The impact of organ donation, whether by living or deceased donors, can be measured by the number of graduations and weddings attended, the number of grandchildren and great-grandchildren met, the number of holidays celebrated with family, the number of minutes spent laughing and many other statistics not enumerated here.

Mitchell signed up to be an altruistic donor several years back and was eventually matched up with Mary Holland, who lives in Isle of Wight County. They had surgery on April 19, 2011, and both have recovered well.

Kidneys are by far the most commonly needed organ. Of the 117,725 people on the transplant list as of Monday evening, more than 81 percent of them needed a kidney.

Unfortunately, the deceased donor organ supply does not keep up with the demand for any organ.

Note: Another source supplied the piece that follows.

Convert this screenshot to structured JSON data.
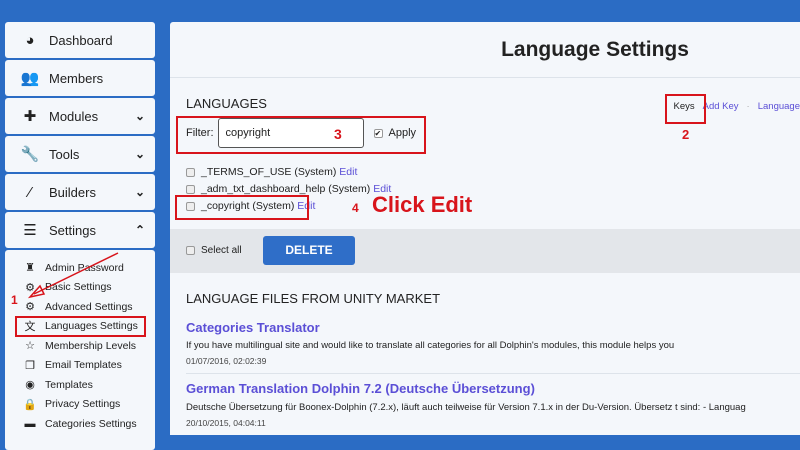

That is why, for those organs that can be taken from a living donor, the generosity and altruism of those willing to be living donors is so important.

Even if you’re not in a position to consider being a living donor, I encourage you to sign up for postmortem donation at www.save7lives.org if you haven’t already signed up at the DMV. Talk with your family about your decision and encourage them to be donors too.

For more information about living donation, visit www.transplantliving.org.